**Exercise directions**
For the entries that appear below, write out the exact text and omit the pictures.

**Record set**
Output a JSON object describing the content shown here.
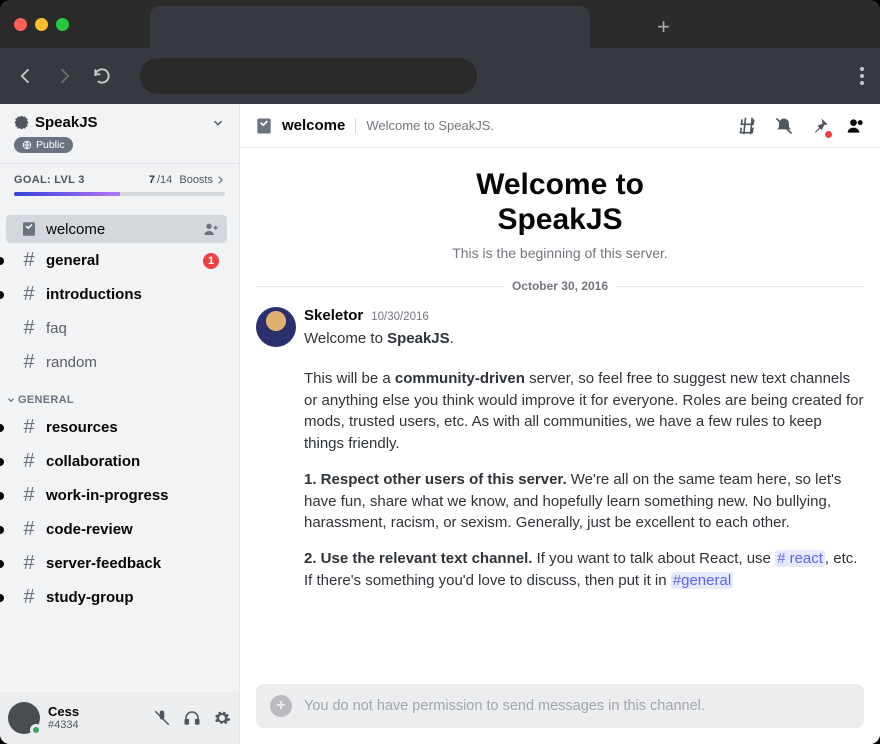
{
  "browser": {
    "newtab_glyph": "+"
  },
  "server": {
    "name": "SpeakJS",
    "public_label": "Public",
    "boost": {
      "goal_label": "GOAL: LVL 3",
      "count_current": "7",
      "count_total": "/14",
      "boosts_label": "Boosts"
    }
  },
  "sidebar": {
    "top": [
      {
        "name": "welcome",
        "icon": "rules",
        "selected": true,
        "adduser": true
      },
      {
        "name": "general",
        "icon": "hash",
        "unread": true,
        "mention": "1"
      },
      {
        "name": "introductions",
        "icon": "hash",
        "unread": true
      },
      {
        "name": "faq",
        "icon": "hash"
      },
      {
        "name": "random",
        "icon": "hash"
      }
    ],
    "category": "GENERAL",
    "general": [
      {
        "name": "resources",
        "icon": "hash",
        "unread": true
      },
      {
        "name": "collaboration",
        "icon": "hash",
        "unread": true
      },
      {
        "name": "work-in-progress",
        "icon": "hash",
        "unread": true
      },
      {
        "name": "code-review",
        "icon": "hash",
        "unread": true
      },
      {
        "name": "server-feedback",
        "icon": "hash",
        "unread": true
      },
      {
        "name": "study-group",
        "icon": "hash",
        "unread": true
      }
    ]
  },
  "user": {
    "name": "Cess",
    "tag": "#4334"
  },
  "channel": {
    "name": "welcome",
    "topic": "Welcome to SpeakJS."
  },
  "welcome": {
    "title_l1": "Welcome to",
    "title_l2": "SpeakJS",
    "subtitle": "This is the beginning of this server.",
    "divider_date": "October 30, 2016"
  },
  "message": {
    "author": "Skeletor",
    "timestamp": "10/30/2016",
    "intro_prefix": "Welcome to ",
    "intro_bold": "SpeakJS",
    "intro_suffix": ".",
    "p1_a": "This will be a ",
    "p1_bold": "community-driven",
    "p1_b": " server, so feel free to suggest new text channels or anything else you think would improve it for everyone. Roles are being created for mods, trusted users, etc. As with all communities, we have a few rules to keep things friendly.",
    "r1_bold": "1. Respect other users of this server.",
    "r1_text": " We're all on the same team here, so let's have fun, share what we know, and hopefully learn something new. No bullying, harassment, racism, or sexism. Generally, just be excellent to each other.",
    "r2_bold": "2. Use the relevant text channel.",
    "r2_a": " If you want to talk about React, use ",
    "r2_m1": "# react",
    "r2_b": ", etc. If there's something you'd love to discuss, then put it in ",
    "r2_m2": "#general"
  },
  "composer": {
    "placeholder": "You do not have permission to send messages in this channel."
  }
}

**Answer to this exercise**
Output a JSON object describing the content shown here.
{
  "browser": {
    "newtab_glyph": "+"
  },
  "server": {
    "name": "SpeakJS",
    "public_label": "Public",
    "boost": {
      "goal_label": "GOAL: LVL 3",
      "count_current": "7",
      "count_total": "/14",
      "boosts_label": "Boosts"
    }
  },
  "sidebar": {
    "top": [
      {
        "name": "welcome",
        "icon": "rules",
        "selected": true,
        "adduser": true
      },
      {
        "name": "general",
        "icon": "hash",
        "unread": true,
        "mention": "1"
      },
      {
        "name": "introductions",
        "icon": "hash",
        "unread": true
      },
      {
        "name": "faq",
        "icon": "hash"
      },
      {
        "name": "random",
        "icon": "hash"
      }
    ],
    "category": "GENERAL",
    "general": [
      {
        "name": "resources",
        "icon": "hash",
        "unread": true
      },
      {
        "name": "collaboration",
        "icon": "hash",
        "unread": true
      },
      {
        "name": "work-in-progress",
        "icon": "hash",
        "unread": true
      },
      {
        "name": "code-review",
        "icon": "hash",
        "unread": true
      },
      {
        "name": "server-feedback",
        "icon": "hash",
        "unread": true
      },
      {
        "name": "study-group",
        "icon": "hash",
        "unread": true
      }
    ]
  },
  "user": {
    "name": "Cess",
    "tag": "#4334"
  },
  "channel": {
    "name": "welcome",
    "topic": "Welcome to SpeakJS."
  },
  "welcome": {
    "title_l1": "Welcome to",
    "title_l2": "SpeakJS",
    "subtitle": "This is the beginning of this server.",
    "divider_date": "October 30, 2016"
  },
  "message": {
    "author": "Skeletor",
    "timestamp": "10/30/2016",
    "intro_prefix": "Welcome to ",
    "intro_bold": "SpeakJS",
    "intro_suffix": ".",
    "p1_a": "This will be a ",
    "p1_bold": "community-driven",
    "p1_b": " server, so feel free to suggest new text channels or anything else you think would improve it for everyone. Roles are being created for mods, trusted users, etc. As with all communities, we have a few rules to keep things friendly.",
    "r1_bold": "1. Respect other users of this server.",
    "r1_text": " We're all on the same team here, so let's have fun, share what we know, and hopefully learn something new. No bullying, harassment, racism, or sexism. Generally, just be excellent to each other.",
    "r2_bold": "2. Use the relevant text channel.",
    "r2_a": " If you want to talk about React, use ",
    "r2_m1": "# react",
    "r2_b": ", etc. If there's something you'd love to discuss, then put it in ",
    "r2_m2": "#general"
  },
  "composer": {
    "placeholder": "You do not have permission to send messages in this channel."
  }
}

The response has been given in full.